### Task item
Copy out the records again. Change nothing.

___ Input material

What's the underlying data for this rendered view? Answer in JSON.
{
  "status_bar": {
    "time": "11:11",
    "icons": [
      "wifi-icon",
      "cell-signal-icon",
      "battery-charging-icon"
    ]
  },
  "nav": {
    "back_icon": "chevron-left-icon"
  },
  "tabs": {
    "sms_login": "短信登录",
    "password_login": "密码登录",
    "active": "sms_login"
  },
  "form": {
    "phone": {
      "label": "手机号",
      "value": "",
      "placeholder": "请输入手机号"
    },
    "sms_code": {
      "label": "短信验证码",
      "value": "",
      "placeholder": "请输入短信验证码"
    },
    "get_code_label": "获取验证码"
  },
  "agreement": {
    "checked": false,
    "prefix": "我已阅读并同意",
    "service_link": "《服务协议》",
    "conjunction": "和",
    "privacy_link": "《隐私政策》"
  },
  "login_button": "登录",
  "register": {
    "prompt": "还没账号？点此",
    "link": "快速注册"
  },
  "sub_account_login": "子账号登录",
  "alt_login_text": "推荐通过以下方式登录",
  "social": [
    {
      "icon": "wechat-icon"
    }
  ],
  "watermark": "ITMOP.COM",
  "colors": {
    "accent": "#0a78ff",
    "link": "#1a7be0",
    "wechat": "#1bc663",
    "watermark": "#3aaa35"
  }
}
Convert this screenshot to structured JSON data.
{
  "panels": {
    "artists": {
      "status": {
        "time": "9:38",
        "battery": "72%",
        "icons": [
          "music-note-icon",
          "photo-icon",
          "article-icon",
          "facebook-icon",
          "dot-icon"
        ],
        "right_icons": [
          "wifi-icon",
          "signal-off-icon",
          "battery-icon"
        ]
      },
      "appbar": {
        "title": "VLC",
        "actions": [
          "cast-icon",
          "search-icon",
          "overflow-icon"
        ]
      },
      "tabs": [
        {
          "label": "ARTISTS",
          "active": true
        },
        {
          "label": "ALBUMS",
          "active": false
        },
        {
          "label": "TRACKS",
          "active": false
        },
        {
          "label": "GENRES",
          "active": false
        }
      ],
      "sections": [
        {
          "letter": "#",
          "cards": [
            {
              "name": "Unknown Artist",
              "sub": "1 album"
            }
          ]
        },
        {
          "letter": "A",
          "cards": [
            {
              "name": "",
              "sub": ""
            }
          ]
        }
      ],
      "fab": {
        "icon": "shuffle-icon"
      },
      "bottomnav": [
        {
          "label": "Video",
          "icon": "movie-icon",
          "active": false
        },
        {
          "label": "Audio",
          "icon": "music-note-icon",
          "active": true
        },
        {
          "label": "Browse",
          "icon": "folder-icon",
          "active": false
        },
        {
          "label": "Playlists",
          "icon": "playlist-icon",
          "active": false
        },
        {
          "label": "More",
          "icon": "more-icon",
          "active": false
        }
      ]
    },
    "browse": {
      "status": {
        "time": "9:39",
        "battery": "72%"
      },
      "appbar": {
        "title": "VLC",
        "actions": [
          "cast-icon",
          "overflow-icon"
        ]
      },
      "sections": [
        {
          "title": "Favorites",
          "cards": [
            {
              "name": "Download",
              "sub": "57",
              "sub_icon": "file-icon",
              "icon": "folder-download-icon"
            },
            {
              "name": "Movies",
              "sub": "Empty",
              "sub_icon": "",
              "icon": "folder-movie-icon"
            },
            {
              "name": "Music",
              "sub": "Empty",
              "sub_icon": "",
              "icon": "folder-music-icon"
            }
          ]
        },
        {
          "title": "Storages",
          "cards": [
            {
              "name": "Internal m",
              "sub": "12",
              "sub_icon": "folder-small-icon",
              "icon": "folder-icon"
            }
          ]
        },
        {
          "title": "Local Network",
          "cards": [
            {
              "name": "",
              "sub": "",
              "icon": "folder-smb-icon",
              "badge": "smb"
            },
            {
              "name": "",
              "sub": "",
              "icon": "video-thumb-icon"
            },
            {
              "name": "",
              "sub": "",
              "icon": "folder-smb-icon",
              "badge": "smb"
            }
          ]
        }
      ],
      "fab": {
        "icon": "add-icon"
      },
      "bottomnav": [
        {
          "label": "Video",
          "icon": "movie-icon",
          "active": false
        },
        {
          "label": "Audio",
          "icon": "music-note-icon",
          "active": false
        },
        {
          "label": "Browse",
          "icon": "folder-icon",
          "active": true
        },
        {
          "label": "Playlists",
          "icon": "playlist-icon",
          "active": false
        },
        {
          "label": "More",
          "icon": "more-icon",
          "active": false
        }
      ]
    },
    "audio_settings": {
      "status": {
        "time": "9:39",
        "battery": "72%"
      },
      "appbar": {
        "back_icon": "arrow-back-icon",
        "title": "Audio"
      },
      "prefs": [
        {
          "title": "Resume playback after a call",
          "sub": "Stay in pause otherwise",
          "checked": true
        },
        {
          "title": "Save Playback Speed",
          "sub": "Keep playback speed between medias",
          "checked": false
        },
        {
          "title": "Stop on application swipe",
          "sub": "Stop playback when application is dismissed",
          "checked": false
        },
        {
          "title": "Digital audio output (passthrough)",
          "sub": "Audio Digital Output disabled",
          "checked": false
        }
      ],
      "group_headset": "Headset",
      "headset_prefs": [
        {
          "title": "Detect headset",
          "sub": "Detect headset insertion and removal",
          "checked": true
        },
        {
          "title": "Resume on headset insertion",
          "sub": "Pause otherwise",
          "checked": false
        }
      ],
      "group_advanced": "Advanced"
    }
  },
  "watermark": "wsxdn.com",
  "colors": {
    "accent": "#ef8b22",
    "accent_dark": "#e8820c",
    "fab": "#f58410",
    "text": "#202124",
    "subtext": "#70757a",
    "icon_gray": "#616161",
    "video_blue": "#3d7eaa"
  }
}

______

### Result below
What's the underlying data for this rendered view? Answer in JSON.
{
  "status_bar": {
    "time": "11:11",
    "icons": [
      "wifi-icon",
      "cell-signal-icon",
      "battery-charging-icon"
    ]
  },
  "nav": {
    "back_icon": "chevron-left-icon"
  },
  "tabs": {
    "sms_login": "短信登录",
    "password_login": "密码登录",
    "active": "sms_login"
  },
  "form": {
    "phone": {
      "label": "手机号",
      "value": "",
      "placeholder": "请输入手机号"
    },
    "sms_code": {
      "label": "短信验证码",
      "value": "",
      "placeholder": "请输入短信验证码"
    },
    "get_code_label": "获取验证码"
  },
  "agreement": {
    "checked": false,
    "prefix": "我已阅读并同意",
    "service_link": "《服务协议》",
    "conjunction": "和",
    "privacy_link": "《隐私政策》"
  },
  "login_button": "登录",
  "register": {
    "prompt": "还没账号？点此",
    "link": "快速注册"
  },
  "sub_account_login": "子账号登录",
  "alt_login_text": "推荐通过以下方式登录",
  "social": [
    {
      "icon": "wechat-icon"
    }
  ],
  "watermark": "ITMOP.COM",
  "colors": {
    "accent": "#0a78ff",
    "link": "#1a7be0",
    "wechat": "#1bc663",
    "watermark": "#3aaa35"
  }
}
Convert this screenshot to structured JSON data.
{
  "panels": {
    "artists": {
      "status": {
        "time": "9:38",
        "battery": "72%",
        "icons": [
          "music-note-icon",
          "photo-icon",
          "article-icon",
          "facebook-icon",
          "dot-icon"
        ],
        "right_icons": [
          "wifi-icon",
          "signal-off-icon",
          "battery-icon"
        ]
      },
      "appbar": {
        "title": "VLC",
        "actions": [
          "cast-icon",
          "search-icon",
          "overflow-icon"
        ]
      },
      "tabs": [
        {
          "label": "ARTISTS",
          "active": true
        },
        {
          "label": "ALBUMS",
          "active": false
        },
        {
          "label": "TRACKS",
          "active": false
        },
        {
          "label": "GENRES",
          "active": false
        }
      ],
      "sections": [
        {
          "letter": "#",
          "cards": [
            {
              "name": "Unknown Artist",
              "sub": "1 album"
            }
          ]
        },
        {
          "letter": "A",
          "cards": [
            {
              "name": "",
              "sub": ""
            }
          ]
        }
      ],
      "fab": {
        "icon": "shuffle-icon"
      },
      "bottomnav": [
        {
          "label": "Video",
          "icon": "movie-icon",
          "active": false
        },
        {
          "label": "Audio",
          "icon": "music-note-icon",
          "active": true
        },
        {
          "label": "Browse",
          "icon": "folder-icon",
          "active": false
        },
        {
          "label": "Playlists",
          "icon": "playlist-icon",
          "active": false
        },
        {
          "label": "More",
          "icon": "more-icon",
          "active": false
        }
      ]
    },
    "browse": {
      "status": {
        "time": "9:39",
        "battery": "72%"
      },
      "appbar": {
        "title": "VLC",
        "actions": [
          "cast-icon",
          "overflow-icon"
        ]
      },
      "sections": [
        {
          "title": "Favorites",
          "cards": [
            {
              "name": "Download",
              "sub": "57",
              "sub_icon": "file-icon",
              "icon": "folder-download-icon"
            },
            {
              "name": "Movies",
              "sub": "Empty",
              "sub_icon": "",
              "icon": "folder-movie-icon"
            },
            {
              "name": "Music",
              "sub": "Empty",
              "sub_icon": "",
              "icon": "folder-music-icon"
            }
          ]
        },
        {
          "title": "Storages",
          "cards": [
            {
              "name": "Internal m",
              "sub": "12",
              "sub_icon": "folder-small-icon",
              "icon": "folder-icon"
            }
          ]
        },
        {
          "title": "Local Network",
          "cards": [
            {
              "name": "",
              "sub": "",
              "icon": "folder-smb-icon",
              "badge": "smb"
            },
            {
              "name": "",
              "sub": "",
              "icon": "video-thumb-icon"
            },
            {
              "name": "",
              "sub": "",
              "icon": "folder-smb-icon",
              "badge": "smb"
            }
          ]
        }
      ],
      "fab": {
        "icon": "add-icon"
      },
      "bottomnav": [
        {
          "label": "Video",
          "icon": "movie-icon",
          "active": false
        },
        {
          "label": "Audio",
          "icon": "music-note-icon",
          "active": false
        },
        {
          "label": "Browse",
          "icon": "folder-icon",
          "active": true
        },
        {
          "label": "Playlists",
          "icon": "playlist-icon",
          "active": false
        },
        {
          "label": "More",
          "icon": "more-icon",
          "active": false
        }
      ]
    },
    "audio_settings": {
      "status": {
        "time": "9:39",
        "battery": "72%"
      },
      "appbar": {
        "back_icon": "arrow-back-icon",
        "title": "Audio"
      },
      "prefs": [
        {
          "title": "Resume playback after a call",
          "sub": "Stay in pause otherwise",
          "checked": true
        },
        {
          "title": "Save Playback Speed",
          "sub": "Keep playback speed between medias",
          "checked": false
        },
        {
          "title": "Stop on application swipe",
          "sub": "Stop playback when application is dismissed",
          "checked": false
        },
        {
          "title": "Digital audio output (passthrough)",
          "sub": "Audio Digital Output disabled",
          "checked": false
        }
      ],
      "group_headset": "Headset",
      "headset_prefs": [
        {
          "title": "Detect headset",
          "sub": "Detect headset insertion and removal",
          "checked": true
        },
        {
          "title": "Resume on headset insertion",
          "sub": "Pause otherwise",
          "checked": false
        }
      ],
      "group_advanced": "Advanced"
    }
  },
  "watermark": "wsxdn.com",
  "colors": {
    "accent": "#ef8b22",
    "accent_dark": "#e8820c",
    "fab": "#f58410",
    "text": "#202124",
    "subtext": "#70757a",
    "icon_gray": "#616161",
    "video_blue": "#3d7eaa"
  }
}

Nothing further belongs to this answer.